WORK ORDER: The lines to copy are those in the records below that hold the word "image".

EXTRACTED DATA:
• • • • •

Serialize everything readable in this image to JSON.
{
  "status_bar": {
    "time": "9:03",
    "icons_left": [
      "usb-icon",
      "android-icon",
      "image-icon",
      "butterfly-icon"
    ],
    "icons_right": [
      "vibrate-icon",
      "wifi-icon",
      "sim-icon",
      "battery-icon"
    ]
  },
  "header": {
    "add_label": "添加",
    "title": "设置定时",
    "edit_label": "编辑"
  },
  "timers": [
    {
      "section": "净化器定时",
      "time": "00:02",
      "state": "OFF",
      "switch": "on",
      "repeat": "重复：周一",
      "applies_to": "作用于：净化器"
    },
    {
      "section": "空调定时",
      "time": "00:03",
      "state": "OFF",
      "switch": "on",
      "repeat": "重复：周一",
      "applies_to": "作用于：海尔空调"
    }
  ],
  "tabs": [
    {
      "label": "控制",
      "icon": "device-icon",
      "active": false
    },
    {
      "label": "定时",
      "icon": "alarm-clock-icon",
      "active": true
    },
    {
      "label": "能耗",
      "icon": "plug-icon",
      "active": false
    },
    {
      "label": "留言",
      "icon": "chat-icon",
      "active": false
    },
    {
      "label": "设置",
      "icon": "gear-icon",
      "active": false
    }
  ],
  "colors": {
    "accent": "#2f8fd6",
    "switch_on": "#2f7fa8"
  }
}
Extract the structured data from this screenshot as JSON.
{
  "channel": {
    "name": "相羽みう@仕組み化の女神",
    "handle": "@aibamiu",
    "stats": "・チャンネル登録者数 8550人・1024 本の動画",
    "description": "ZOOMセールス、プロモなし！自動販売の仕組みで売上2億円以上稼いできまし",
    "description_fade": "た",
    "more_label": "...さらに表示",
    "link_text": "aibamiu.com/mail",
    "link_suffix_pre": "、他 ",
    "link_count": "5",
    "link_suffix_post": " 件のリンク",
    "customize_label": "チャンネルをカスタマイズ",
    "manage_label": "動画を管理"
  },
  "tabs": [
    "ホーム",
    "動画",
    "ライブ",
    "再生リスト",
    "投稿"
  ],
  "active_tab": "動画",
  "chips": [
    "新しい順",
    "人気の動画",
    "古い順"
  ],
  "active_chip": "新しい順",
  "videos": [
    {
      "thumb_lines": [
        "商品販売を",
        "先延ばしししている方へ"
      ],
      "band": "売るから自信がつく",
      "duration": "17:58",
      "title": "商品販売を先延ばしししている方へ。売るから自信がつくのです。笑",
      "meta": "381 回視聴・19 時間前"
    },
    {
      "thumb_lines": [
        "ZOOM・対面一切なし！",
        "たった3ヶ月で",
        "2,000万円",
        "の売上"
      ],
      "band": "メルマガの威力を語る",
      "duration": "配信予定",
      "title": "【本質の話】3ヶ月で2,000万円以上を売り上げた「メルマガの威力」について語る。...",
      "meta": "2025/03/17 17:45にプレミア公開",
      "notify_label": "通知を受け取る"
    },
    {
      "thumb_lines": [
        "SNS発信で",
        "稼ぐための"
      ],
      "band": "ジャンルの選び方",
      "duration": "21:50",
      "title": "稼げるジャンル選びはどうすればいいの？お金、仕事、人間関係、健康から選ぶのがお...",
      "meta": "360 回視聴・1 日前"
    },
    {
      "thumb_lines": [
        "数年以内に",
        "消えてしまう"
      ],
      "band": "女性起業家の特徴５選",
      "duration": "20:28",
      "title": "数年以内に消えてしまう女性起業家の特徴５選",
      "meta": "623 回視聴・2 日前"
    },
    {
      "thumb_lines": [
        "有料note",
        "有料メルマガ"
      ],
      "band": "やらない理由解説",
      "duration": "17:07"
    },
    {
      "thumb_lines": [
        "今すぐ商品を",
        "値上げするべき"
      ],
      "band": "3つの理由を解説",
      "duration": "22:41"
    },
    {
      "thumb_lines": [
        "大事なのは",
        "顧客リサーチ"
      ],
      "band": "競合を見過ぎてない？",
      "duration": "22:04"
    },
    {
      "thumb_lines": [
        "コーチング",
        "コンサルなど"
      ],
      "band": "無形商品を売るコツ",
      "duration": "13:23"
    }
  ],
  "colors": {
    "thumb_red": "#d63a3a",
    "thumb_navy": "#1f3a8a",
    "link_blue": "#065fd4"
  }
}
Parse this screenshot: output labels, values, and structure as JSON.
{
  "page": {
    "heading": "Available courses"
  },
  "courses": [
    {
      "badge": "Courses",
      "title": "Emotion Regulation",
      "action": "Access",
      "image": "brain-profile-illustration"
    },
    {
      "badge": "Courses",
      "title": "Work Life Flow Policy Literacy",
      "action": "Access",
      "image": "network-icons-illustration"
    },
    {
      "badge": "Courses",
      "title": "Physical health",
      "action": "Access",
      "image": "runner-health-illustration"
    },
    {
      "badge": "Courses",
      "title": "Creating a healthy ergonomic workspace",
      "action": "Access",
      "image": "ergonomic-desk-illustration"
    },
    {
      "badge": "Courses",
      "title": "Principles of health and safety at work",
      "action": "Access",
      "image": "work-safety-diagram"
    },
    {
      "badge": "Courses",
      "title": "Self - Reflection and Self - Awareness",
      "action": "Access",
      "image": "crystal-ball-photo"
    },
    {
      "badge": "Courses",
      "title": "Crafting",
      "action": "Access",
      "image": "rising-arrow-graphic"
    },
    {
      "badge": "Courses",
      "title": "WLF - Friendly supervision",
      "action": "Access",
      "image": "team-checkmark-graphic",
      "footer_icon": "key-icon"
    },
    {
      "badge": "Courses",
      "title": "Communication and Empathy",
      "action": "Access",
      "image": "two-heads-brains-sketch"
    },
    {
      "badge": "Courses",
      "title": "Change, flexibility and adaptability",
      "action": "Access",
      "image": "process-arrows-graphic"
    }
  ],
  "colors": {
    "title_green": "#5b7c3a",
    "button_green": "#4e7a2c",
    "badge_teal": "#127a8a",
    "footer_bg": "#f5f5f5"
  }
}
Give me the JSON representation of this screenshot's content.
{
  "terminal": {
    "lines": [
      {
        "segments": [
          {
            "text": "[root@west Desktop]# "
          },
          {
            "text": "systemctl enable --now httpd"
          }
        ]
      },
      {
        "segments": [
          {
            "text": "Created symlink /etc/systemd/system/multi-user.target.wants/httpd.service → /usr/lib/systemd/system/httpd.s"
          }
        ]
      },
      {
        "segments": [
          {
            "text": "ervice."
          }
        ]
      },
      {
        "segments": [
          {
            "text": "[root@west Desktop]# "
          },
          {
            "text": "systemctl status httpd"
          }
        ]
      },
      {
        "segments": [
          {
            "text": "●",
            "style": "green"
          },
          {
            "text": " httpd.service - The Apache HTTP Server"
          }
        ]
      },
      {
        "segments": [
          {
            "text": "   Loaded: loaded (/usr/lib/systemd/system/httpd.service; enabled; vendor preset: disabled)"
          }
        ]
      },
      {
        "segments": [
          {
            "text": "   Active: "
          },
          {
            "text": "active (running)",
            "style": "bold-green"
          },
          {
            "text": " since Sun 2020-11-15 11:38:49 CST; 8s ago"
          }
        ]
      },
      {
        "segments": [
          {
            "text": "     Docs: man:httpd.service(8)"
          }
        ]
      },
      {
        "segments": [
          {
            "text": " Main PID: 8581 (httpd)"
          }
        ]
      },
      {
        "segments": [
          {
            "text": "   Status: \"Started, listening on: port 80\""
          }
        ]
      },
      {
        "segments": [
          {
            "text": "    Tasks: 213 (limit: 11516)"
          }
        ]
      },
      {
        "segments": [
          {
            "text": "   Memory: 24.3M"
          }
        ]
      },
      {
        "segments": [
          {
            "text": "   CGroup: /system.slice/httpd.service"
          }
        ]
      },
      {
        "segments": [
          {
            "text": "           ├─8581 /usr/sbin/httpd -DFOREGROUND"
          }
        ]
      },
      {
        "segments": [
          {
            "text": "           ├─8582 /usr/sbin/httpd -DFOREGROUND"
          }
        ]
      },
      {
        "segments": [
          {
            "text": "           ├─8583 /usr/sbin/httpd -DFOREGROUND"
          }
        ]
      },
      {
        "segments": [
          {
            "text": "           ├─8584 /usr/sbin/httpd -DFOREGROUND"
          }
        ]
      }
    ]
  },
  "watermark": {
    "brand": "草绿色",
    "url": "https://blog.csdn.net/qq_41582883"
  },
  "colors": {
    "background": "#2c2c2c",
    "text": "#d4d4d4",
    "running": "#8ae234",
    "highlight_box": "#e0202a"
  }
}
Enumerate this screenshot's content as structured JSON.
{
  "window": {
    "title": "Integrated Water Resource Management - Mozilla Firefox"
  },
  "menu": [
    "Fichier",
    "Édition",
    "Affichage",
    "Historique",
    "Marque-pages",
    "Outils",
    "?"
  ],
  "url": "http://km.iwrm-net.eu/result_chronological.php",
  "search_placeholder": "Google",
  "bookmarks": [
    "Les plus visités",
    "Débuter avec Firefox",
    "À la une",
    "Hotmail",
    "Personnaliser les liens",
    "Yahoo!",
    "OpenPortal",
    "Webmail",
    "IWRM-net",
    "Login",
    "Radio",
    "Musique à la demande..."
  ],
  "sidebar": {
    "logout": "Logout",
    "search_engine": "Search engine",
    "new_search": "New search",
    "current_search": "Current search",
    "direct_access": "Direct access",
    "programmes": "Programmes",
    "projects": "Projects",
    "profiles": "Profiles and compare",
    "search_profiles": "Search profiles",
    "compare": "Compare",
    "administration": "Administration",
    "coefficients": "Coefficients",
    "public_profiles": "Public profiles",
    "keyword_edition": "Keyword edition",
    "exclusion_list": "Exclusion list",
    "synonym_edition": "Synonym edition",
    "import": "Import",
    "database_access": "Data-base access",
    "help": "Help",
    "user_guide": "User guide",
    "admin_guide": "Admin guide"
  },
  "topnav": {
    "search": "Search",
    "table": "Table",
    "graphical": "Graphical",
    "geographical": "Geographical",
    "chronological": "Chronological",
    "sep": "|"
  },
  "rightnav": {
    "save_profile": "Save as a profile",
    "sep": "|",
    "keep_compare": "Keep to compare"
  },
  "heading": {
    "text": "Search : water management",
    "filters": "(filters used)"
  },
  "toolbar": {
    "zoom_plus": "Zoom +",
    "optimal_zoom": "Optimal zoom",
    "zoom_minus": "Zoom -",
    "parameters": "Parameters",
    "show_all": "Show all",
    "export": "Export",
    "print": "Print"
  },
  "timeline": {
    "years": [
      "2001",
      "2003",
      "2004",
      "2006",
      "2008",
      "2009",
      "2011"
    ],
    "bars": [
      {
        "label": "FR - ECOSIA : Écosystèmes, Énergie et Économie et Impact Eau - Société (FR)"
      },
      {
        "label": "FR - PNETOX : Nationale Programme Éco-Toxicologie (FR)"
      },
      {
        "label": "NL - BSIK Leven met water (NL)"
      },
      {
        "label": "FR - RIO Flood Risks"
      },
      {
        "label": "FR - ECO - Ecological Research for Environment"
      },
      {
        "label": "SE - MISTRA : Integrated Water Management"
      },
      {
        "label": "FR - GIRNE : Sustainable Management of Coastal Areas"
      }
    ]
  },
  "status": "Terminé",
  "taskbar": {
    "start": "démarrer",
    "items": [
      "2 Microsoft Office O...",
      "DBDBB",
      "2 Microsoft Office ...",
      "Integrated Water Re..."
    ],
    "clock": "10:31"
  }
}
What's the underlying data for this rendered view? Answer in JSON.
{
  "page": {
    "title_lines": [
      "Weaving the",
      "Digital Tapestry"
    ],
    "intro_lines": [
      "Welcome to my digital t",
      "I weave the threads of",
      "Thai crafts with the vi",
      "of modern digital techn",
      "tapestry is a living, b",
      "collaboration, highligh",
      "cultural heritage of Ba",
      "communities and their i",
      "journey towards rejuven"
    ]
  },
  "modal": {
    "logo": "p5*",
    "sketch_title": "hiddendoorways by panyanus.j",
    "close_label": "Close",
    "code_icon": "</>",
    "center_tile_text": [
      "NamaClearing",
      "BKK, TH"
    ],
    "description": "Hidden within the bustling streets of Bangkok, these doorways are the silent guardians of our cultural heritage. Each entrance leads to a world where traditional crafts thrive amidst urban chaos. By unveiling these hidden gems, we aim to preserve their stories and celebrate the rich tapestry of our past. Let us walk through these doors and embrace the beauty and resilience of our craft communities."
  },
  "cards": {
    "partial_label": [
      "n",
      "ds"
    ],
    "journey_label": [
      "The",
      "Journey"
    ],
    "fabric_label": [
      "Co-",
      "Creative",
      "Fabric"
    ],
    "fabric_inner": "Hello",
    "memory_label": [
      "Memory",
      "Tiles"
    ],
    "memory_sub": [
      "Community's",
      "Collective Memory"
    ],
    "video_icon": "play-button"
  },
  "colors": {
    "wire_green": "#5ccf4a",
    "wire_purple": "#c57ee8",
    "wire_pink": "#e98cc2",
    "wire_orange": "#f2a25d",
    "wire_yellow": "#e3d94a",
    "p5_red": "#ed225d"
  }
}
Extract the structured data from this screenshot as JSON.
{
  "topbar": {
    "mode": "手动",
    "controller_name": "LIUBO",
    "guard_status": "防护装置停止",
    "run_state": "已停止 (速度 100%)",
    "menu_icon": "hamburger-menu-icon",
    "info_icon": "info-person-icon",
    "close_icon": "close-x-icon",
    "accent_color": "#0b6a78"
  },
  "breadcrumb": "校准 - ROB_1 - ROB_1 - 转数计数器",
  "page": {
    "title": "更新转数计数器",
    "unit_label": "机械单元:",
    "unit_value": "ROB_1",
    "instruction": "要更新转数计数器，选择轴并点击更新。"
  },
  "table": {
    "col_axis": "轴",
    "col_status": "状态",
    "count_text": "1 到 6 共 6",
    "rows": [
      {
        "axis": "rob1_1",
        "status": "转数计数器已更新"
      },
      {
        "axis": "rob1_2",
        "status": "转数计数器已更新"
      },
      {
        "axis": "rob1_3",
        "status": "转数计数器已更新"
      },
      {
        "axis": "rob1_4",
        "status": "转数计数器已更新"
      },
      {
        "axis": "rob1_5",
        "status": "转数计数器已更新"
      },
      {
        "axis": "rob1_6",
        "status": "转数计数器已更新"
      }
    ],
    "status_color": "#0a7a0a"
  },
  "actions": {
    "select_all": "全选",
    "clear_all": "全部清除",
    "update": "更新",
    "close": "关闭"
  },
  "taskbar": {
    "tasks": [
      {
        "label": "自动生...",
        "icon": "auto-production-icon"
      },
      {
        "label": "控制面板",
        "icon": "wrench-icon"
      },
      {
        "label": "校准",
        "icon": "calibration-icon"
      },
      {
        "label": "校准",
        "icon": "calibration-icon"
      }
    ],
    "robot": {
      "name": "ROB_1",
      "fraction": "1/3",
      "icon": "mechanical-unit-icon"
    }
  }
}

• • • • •

SOLUTION TO THIS EXERCISE:
Serialize everything readable in this image to JSON.
      "image-icon",
      "image": "brain-profile-illustration"
      "image": "network-icons-illustration"
      "image": "runner-health-illustration"
      "image": "ergonomic-desk-illustration"
      "image": "work-safety-diagram"
      "image": "crystal-ball-photo"
      "image": "rising-arrow-graphic"
      "image": "team-checkmark-graphic",
      "image": "two-heads-brains-sketch"
      "image": "process-arrows-graphic"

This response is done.